### PROBLEM DESCRIPTION
Your answer must be every line of the data below that holds the string "kind", copied exactly.

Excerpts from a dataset
--- START ---
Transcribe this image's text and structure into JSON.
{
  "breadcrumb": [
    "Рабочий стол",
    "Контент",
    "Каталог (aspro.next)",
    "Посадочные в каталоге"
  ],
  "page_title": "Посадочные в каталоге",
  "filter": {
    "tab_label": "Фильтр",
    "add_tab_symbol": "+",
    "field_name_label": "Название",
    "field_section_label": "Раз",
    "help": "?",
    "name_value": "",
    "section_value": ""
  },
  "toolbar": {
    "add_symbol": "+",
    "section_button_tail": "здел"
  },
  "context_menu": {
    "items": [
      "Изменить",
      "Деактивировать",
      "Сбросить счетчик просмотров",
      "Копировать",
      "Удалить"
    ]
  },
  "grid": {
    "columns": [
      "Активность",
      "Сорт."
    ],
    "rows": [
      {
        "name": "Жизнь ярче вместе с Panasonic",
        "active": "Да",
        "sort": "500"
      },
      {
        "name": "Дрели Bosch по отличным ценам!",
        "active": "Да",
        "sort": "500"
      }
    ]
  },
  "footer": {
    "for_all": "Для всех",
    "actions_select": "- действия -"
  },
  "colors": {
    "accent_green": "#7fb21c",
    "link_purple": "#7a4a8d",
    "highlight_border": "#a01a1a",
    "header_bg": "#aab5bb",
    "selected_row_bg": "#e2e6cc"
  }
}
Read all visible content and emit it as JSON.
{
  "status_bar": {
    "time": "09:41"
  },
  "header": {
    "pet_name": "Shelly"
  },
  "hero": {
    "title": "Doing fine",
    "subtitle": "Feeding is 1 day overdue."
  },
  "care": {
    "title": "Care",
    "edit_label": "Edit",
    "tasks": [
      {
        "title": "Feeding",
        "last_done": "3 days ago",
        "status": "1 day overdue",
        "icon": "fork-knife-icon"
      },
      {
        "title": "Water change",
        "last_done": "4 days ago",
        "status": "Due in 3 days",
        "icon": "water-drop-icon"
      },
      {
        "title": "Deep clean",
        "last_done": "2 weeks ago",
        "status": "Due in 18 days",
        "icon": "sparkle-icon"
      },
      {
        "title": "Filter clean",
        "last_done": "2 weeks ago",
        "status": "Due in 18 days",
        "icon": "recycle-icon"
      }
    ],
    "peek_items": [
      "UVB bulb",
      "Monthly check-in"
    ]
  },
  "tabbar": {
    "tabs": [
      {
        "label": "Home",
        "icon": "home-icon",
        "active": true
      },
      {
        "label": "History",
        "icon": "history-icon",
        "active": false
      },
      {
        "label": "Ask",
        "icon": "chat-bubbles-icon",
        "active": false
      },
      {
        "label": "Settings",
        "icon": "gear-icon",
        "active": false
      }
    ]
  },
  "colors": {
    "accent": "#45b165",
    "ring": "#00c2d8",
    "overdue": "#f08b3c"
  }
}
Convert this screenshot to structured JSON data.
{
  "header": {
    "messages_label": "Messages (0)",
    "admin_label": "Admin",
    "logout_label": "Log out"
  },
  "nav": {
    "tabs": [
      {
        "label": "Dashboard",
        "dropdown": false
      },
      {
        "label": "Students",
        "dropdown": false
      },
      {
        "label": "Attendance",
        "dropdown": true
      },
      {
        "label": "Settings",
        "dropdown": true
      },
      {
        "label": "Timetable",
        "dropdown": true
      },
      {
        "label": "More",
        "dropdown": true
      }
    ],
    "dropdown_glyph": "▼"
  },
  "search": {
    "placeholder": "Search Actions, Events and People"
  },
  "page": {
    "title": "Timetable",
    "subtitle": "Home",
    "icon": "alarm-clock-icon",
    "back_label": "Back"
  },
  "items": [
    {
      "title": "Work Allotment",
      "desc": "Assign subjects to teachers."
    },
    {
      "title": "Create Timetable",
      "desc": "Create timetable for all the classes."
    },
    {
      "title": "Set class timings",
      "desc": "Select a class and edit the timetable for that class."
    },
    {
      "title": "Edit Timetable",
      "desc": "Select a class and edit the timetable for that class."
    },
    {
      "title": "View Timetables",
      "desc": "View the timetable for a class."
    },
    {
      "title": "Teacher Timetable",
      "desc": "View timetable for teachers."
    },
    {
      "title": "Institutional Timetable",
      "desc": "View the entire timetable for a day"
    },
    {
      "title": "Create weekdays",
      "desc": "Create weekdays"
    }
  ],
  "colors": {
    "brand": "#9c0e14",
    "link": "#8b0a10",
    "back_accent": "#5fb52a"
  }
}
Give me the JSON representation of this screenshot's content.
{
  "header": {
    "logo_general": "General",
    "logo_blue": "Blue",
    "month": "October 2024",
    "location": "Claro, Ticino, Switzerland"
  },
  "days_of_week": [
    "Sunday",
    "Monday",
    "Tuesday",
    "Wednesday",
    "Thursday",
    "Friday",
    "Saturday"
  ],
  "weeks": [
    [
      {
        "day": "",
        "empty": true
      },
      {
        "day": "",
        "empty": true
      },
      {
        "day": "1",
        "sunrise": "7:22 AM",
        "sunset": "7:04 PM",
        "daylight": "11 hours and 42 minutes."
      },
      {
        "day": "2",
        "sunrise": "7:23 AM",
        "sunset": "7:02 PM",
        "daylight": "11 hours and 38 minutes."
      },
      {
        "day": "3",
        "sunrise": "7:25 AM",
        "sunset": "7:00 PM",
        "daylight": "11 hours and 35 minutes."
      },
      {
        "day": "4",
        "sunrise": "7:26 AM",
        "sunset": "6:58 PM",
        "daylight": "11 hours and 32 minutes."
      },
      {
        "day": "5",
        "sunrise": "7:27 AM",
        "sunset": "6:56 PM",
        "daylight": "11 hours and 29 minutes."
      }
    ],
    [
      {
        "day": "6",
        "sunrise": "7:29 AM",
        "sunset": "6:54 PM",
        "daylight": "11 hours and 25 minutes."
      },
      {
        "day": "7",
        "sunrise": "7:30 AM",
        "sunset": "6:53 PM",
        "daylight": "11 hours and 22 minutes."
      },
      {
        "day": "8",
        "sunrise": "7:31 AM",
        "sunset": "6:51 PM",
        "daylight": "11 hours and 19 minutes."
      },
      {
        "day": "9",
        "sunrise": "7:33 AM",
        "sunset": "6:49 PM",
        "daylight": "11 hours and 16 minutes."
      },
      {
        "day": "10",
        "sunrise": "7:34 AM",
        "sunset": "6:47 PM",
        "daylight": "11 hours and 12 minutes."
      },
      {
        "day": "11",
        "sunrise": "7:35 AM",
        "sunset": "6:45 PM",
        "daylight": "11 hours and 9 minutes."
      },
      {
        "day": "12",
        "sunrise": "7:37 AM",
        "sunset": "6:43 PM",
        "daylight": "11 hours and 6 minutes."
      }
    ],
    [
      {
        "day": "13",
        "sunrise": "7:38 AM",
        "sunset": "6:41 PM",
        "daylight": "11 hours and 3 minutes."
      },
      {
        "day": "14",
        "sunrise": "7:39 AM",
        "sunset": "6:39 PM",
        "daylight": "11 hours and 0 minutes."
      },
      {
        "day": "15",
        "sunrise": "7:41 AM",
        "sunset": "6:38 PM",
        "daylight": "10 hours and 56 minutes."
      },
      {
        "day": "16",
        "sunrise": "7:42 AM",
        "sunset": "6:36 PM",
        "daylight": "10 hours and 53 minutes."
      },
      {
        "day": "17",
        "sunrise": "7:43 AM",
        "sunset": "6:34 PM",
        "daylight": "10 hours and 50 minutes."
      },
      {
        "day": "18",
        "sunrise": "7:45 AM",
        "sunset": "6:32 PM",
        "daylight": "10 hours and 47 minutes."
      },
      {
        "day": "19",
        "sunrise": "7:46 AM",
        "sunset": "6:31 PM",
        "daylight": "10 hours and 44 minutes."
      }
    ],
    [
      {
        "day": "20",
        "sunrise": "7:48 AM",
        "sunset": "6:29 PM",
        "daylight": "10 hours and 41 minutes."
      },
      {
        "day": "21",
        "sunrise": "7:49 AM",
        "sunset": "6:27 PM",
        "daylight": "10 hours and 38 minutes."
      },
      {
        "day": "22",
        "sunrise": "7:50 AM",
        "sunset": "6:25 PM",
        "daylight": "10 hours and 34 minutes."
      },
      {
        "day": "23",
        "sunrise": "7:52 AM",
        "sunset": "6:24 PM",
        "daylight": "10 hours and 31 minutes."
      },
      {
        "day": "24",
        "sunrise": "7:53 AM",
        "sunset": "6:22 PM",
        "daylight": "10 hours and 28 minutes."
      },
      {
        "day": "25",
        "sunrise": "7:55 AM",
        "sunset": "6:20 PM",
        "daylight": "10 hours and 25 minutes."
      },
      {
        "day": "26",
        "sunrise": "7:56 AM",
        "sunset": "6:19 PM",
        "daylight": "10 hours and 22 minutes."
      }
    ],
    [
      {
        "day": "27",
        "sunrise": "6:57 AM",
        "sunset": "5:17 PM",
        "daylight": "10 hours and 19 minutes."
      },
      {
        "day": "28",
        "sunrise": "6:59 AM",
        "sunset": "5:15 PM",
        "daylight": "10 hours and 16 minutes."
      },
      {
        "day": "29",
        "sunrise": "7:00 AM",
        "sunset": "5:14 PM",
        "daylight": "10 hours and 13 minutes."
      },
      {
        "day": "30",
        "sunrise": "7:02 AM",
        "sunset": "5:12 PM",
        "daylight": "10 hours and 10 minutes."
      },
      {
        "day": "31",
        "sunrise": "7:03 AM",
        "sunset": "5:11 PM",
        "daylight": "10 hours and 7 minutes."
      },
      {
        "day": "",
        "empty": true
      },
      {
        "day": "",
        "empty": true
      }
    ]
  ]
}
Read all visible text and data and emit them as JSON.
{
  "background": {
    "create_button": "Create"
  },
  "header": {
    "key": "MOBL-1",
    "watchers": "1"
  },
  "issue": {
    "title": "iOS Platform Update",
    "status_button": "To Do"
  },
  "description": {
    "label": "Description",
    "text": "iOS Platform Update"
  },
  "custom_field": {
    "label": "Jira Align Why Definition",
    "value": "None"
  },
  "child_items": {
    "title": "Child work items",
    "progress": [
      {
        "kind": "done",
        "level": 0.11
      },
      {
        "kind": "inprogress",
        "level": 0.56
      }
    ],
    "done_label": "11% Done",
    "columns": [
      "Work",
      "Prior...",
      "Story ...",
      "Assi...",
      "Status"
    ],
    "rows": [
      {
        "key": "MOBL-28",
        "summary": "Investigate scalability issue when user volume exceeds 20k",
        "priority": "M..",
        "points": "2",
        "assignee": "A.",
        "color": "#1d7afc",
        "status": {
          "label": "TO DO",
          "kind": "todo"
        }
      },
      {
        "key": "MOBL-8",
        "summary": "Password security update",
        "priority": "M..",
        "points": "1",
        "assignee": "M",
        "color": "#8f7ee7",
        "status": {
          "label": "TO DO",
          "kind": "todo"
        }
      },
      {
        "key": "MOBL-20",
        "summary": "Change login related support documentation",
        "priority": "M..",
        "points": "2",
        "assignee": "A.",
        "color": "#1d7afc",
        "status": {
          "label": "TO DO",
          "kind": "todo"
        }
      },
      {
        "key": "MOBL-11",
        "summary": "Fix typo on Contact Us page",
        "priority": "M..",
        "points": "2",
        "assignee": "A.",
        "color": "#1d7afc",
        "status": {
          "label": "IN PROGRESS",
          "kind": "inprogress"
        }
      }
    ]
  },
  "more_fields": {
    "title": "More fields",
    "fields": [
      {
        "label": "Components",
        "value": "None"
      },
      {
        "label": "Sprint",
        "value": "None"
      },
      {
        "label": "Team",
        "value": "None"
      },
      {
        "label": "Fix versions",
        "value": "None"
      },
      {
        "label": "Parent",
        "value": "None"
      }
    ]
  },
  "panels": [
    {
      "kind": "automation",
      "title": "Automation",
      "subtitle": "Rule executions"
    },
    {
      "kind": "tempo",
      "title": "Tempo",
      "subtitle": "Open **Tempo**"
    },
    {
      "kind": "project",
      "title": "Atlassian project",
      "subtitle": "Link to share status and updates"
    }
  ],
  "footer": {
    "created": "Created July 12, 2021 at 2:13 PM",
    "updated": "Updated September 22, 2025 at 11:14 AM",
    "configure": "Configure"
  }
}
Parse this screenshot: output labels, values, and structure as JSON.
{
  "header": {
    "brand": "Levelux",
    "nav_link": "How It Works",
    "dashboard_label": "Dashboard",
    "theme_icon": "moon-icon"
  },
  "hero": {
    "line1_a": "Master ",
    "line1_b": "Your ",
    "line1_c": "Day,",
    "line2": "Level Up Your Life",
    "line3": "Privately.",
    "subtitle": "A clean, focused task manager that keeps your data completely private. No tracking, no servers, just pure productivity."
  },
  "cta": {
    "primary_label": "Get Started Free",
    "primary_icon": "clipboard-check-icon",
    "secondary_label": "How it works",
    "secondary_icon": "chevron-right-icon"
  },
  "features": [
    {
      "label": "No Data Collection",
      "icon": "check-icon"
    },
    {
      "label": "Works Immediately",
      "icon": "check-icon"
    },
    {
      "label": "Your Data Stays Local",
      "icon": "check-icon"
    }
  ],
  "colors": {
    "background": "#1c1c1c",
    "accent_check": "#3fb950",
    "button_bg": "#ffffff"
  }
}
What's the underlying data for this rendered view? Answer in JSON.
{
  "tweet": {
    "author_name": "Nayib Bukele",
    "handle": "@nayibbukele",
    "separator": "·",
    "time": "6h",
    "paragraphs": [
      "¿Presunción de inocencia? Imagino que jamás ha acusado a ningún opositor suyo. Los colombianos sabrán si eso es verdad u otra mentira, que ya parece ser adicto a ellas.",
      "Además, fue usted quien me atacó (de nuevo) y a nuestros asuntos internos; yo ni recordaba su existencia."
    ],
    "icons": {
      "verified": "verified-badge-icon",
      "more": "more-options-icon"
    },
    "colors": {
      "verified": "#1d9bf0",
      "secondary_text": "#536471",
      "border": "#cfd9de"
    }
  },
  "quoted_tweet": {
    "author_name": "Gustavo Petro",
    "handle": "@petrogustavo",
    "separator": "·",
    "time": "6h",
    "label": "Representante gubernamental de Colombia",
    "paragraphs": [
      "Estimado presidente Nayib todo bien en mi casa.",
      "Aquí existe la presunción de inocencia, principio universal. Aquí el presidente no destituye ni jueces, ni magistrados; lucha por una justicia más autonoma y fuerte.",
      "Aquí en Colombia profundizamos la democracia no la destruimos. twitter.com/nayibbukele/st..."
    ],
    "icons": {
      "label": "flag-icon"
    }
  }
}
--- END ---
### OUTPUT OF THE EXERCISE
        "kind": "done",
        "kind": "inprogress",
          "kind": "todo"
          "kind": "todo"
          "kind": "todo"
          "kind": "inprogress"
      "kind": "automation",
      "kind": "tempo",
      "kind": "project",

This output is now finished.